"In Manaia there was a young woman who didn't really know about gardening, but she worked with her kaumatua and they taught her. I love that bridging between generations. If we don't then we're going to lose all that knowledge and it's gone forever - for me that's satisfying."
Hive Taranaki manager Kama Burwell shares Skelton's passion for sustainability and emphasises the project's main achievements.
"Officially Maara Kai ended in September. The funding from Taranaki District Health Board was for a set contract period but the gardens are still going hard, and that was kind of the point of Pounamu's role, so she could set them up and they keep going regardless of funding."
Burwell has worked at Hive Taranaki, one of 20 environment centres across the country, for the past 10 years and says Maara Kai was the result of engaging the community.
"We had been getting quite a few inquiries from schools, kindergartens, community groups and after school programmes wanting support around growing food," she says. "We didn't have any funding to help them. We knew the health board had funding for similar projects, but their funding was direct."
Burwell says Hive Taranaki suspected the groups receiving the funding could do with ongoing support, rather than just a cash injection.
"What a lot of these groups needed was some support around, expertise in gardening practice. It was just having someone independent to facilitate decision making, someone who's in touch with a lot of different community groups and gardens, and someone who knows what works and what doesn't."

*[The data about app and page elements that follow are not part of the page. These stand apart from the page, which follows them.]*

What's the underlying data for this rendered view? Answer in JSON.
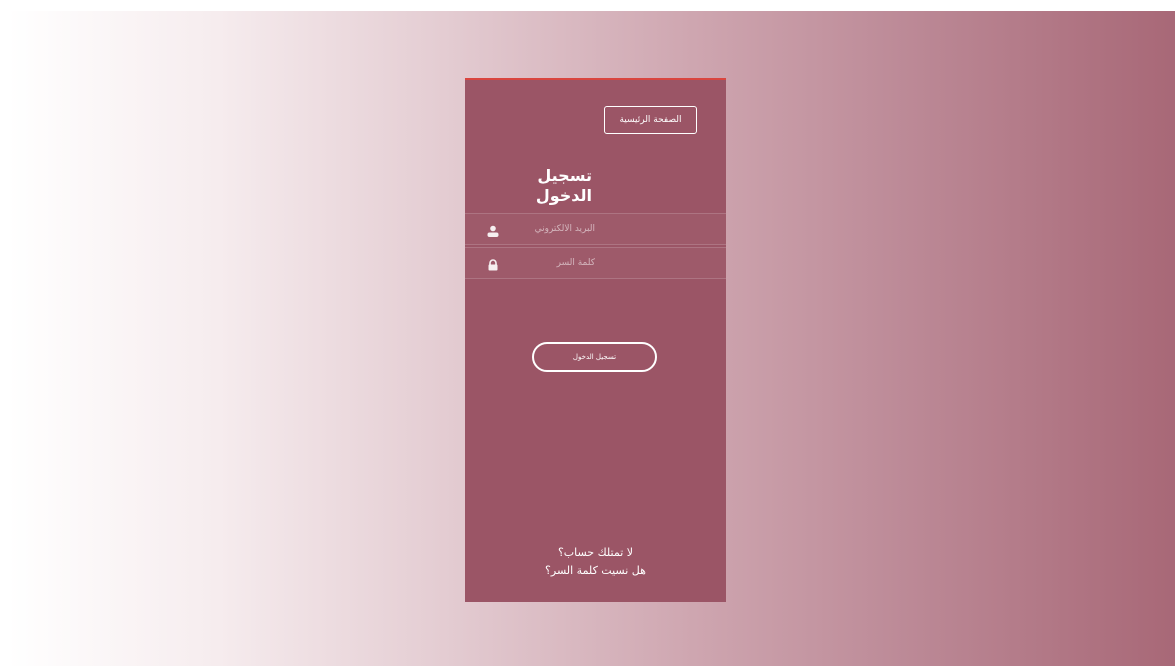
{
  "header": {
    "home_label": "الصفحة الرئيسية"
  },
  "form": {
    "title": "تسجيل الدخول",
    "email": {
      "value": "",
      "placeholder": "البريد الالكتروني",
      "icon": "user-icon"
    },
    "password": {
      "value": "",
      "placeholder": "كلمة السر",
      "icon": "lock-icon"
    },
    "submit_label": "تسجيل الدخول"
  },
  "links": {
    "no_account": "لا تمتلك حساب؟",
    "forgot_password": "هل نسيت كلمة السر؟"
  },
  "colors": {
    "card": "#9b5566",
    "card_top_border": "#d9453f",
    "text": "#ffffff",
    "gradient_start": "#ffffff",
    "gradient_end": "#a86877"
  }
}
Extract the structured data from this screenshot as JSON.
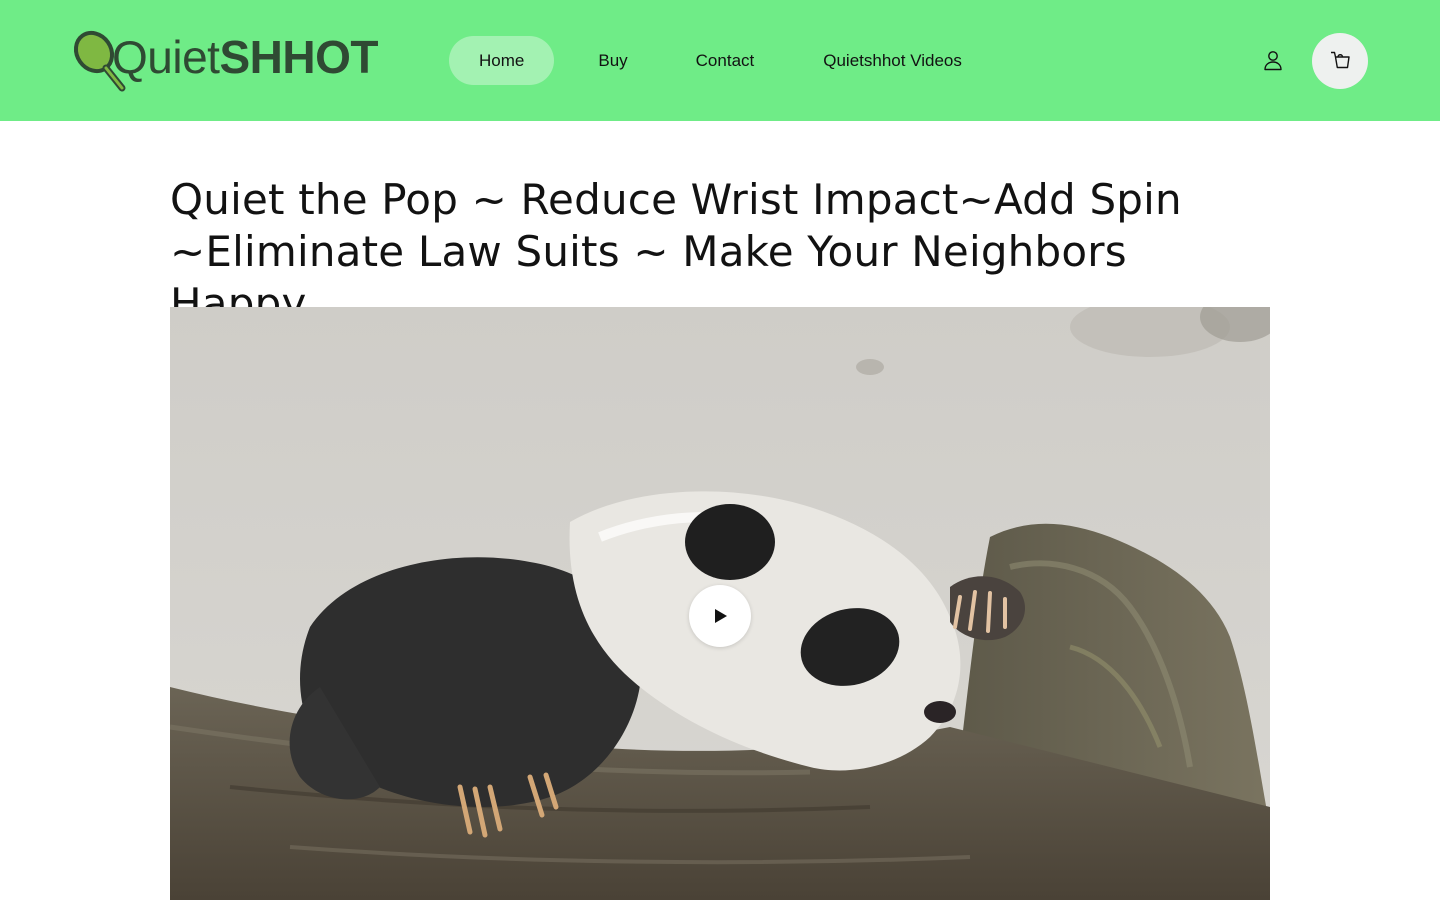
{
  "logo": {
    "text_part1": "Quiet",
    "text_part2": "SHHOT",
    "icon": "pickleball-paddle-icon"
  },
  "nav": {
    "items": [
      {
        "label": "Home",
        "active": true
      },
      {
        "label": "Buy",
        "active": false
      },
      {
        "label": "Contact",
        "active": false
      },
      {
        "label": "Quietshhot Videos",
        "active": false
      }
    ]
  },
  "header_icons": {
    "account": "user-icon",
    "cart": "cart-icon"
  },
  "main": {
    "title": "Quiet the Pop ~ Reduce Wrist Impact~Add Spin ~Eliminate Law Suits ~ Make Your Neighbors Happy",
    "video": {
      "subject": "panda cub sleeping on tree branch",
      "play_icon": "play-icon"
    }
  },
  "colors": {
    "header_bg": "#6fec87",
    "nav_active_bg": "#a3f2b2",
    "logo_text": "#2f4a33",
    "cart_bg": "#eef1ef",
    "text": "#121212"
  }
}
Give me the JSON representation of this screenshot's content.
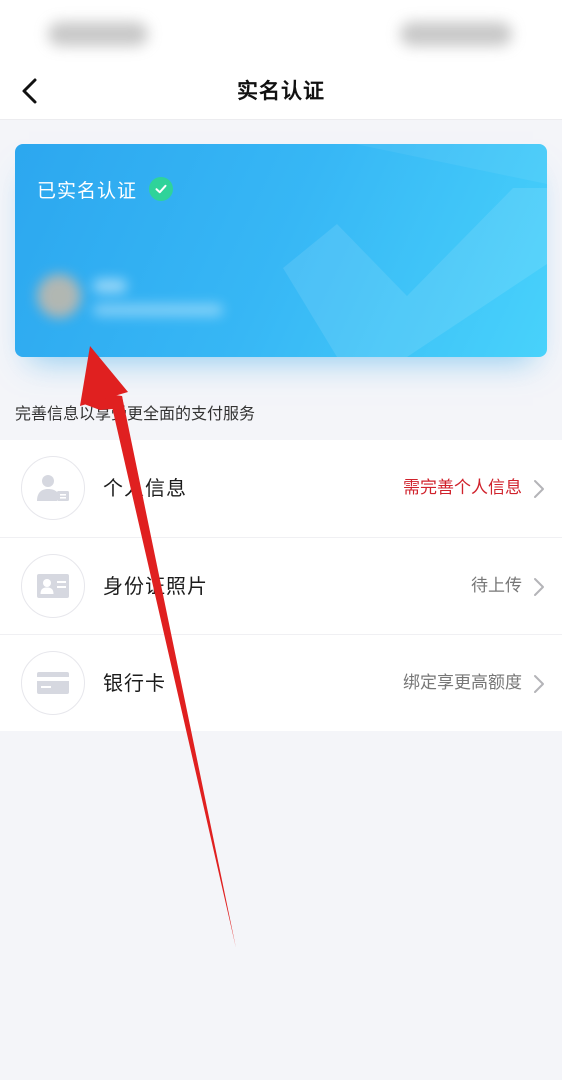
{
  "header": {
    "title": "实名认证",
    "back_icon": "chevron-left-icon"
  },
  "card": {
    "status_text": "已实名认证",
    "check_icon": "check-circle-icon",
    "colors": {
      "start": "#2ca7ef",
      "end": "#48d2fb",
      "badge": "#2fd39a"
    }
  },
  "hint": "完善信息以享受更全面的支付服务",
  "items": [
    {
      "label": "个人信息",
      "status": "需完善个人信息",
      "icon": "person-card-icon",
      "status_color": "#d0222c"
    },
    {
      "label": "身份证照片",
      "status": "待上传",
      "icon": "id-card-icon",
      "status_color": "#777777"
    },
    {
      "label": "银行卡",
      "status": "绑定享更高额度",
      "icon": "bank-card-icon",
      "status_color": "#777777"
    }
  ],
  "annotation": {
    "arrow_color": "#e02020"
  }
}
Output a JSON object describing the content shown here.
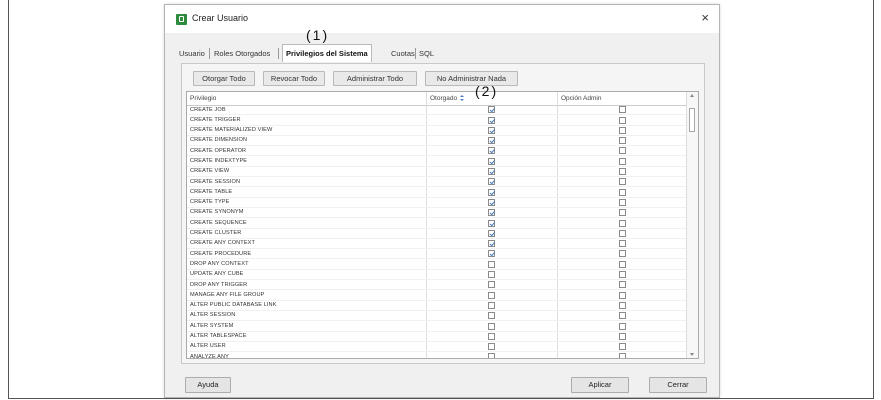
{
  "window": {
    "title": "Crear Usuario",
    "close_glyph": "×"
  },
  "tabs": [
    {
      "label": "Usuario"
    },
    {
      "label": "Roles Otorgados"
    },
    {
      "label": "Privilegios del Sistema",
      "active": true
    },
    {
      "label": "Cuotas"
    },
    {
      "label": "SQL"
    }
  ],
  "annotations": {
    "one": "(1)",
    "two": "(2)"
  },
  "actions": {
    "grant_all": "Otorgar Todo",
    "revoke_all": "Revocar Todo",
    "admin_all": "Administrar Todo",
    "admin_none": "No Administrar Nada"
  },
  "grid": {
    "col_privilege": "Privilegio",
    "col_granted": "Otorgado",
    "col_admin": "Opción Admin",
    "rows": [
      {
        "name": "CREATE JOB",
        "granted": true,
        "admin": false
      },
      {
        "name": "CREATE TRIGGER",
        "granted": true,
        "admin": false
      },
      {
        "name": "CREATE MATERIALIZED VIEW",
        "granted": true,
        "admin": false
      },
      {
        "name": "CREATE DIMENSION",
        "granted": true,
        "admin": false
      },
      {
        "name": "CREATE OPERATOR",
        "granted": true,
        "admin": false
      },
      {
        "name": "CREATE INDEXTYPE",
        "granted": true,
        "admin": false
      },
      {
        "name": "CREATE VIEW",
        "granted": true,
        "admin": false
      },
      {
        "name": "CREATE SESSION",
        "granted": true,
        "admin": false
      },
      {
        "name": "CREATE TABLE",
        "granted": true,
        "admin": false
      },
      {
        "name": "CREATE TYPE",
        "granted": true,
        "admin": false
      },
      {
        "name": "CREATE SYNONYM",
        "granted": true,
        "admin": false
      },
      {
        "name": "CREATE SEQUENCE",
        "granted": true,
        "admin": false
      },
      {
        "name": "CREATE CLUSTER",
        "granted": true,
        "admin": false
      },
      {
        "name": "CREATE ANY CONTEXT",
        "granted": true,
        "admin": false
      },
      {
        "name": "CREATE PROCEDURE",
        "granted": true,
        "admin": false
      },
      {
        "name": "DROP ANY CONTEXT",
        "granted": false,
        "admin": false
      },
      {
        "name": "UPDATE ANY CUBE",
        "granted": false,
        "admin": false
      },
      {
        "name": "DROP ANY TRIGGER",
        "granted": false,
        "admin": false
      },
      {
        "name": "MANAGE ANY FILE GROUP",
        "granted": false,
        "admin": false
      },
      {
        "name": "ALTER PUBLIC DATABASE LINK",
        "granted": false,
        "admin": false
      },
      {
        "name": "ALTER SESSION",
        "granted": false,
        "admin": false
      },
      {
        "name": "ALTER SYSTEM",
        "granted": false,
        "admin": false
      },
      {
        "name": "ALTER TABLESPACE",
        "granted": false,
        "admin": false
      },
      {
        "name": "ALTER USER",
        "granted": false,
        "admin": false
      },
      {
        "name": "ANALYZE ANY",
        "granted": false,
        "admin": false
      }
    ]
  },
  "footer": {
    "help": "Ayuda",
    "apply": "Aplicar",
    "cancel": "Cerrar"
  }
}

And that's where Skelton came in.
"Because it's Pounamu she brings a special approach around Maori perspectives on growing food. The funding that we got from the TDHB was for Maori communities, so she was a perfect fit for that."
Maara Kai isn't just about starting gardens, although many have been dug. It's also linked with self-improvement and well-being, Skelton says.
"There's nothing like the feeling when you give your food away, there's a lot of mana in that, it's the right thing to do," she says. "It's getting back to that reciprocation and that seems to be what's happening in the gardens I'm involved with. There's so much generosity."
Skelton runs her own two-acre community garden on whanau land near Onaero, and says that more and more Maori are starting to realise the benefits of being self sufficient.
"There's a resurgence of Maori gardening again - the more food prices go up the more people are going to go back to gardening. Consciousness is changing; people are becoming more aware of what's in their food. I think it's wonderful," she says.
Burwell says although Maara Kai has slowed down for now, new funding opportunities are being explored, including an approach to the Soil and Health Association of New Zealand.
And for Skelton, Maara Kai hasn't come to an end - as long as the gardens keep thriving she's happy.
"A garden is only as sustainable as the people who work it, so if you're gardening solo then it's only going to be as good as you. A community garden is a community developing," she says.
And if you're thinking about getting some spuds in your own backyard, then Skelton's advice could come in handy.
"Taranaki is fertile - there's plenty of rain and plenty of sunshine, so there's no excuse not to grow food. Do the work! You can learn and learn and learn but it's not till your hands start working that the magic starts to happen."
Taranaki Daily News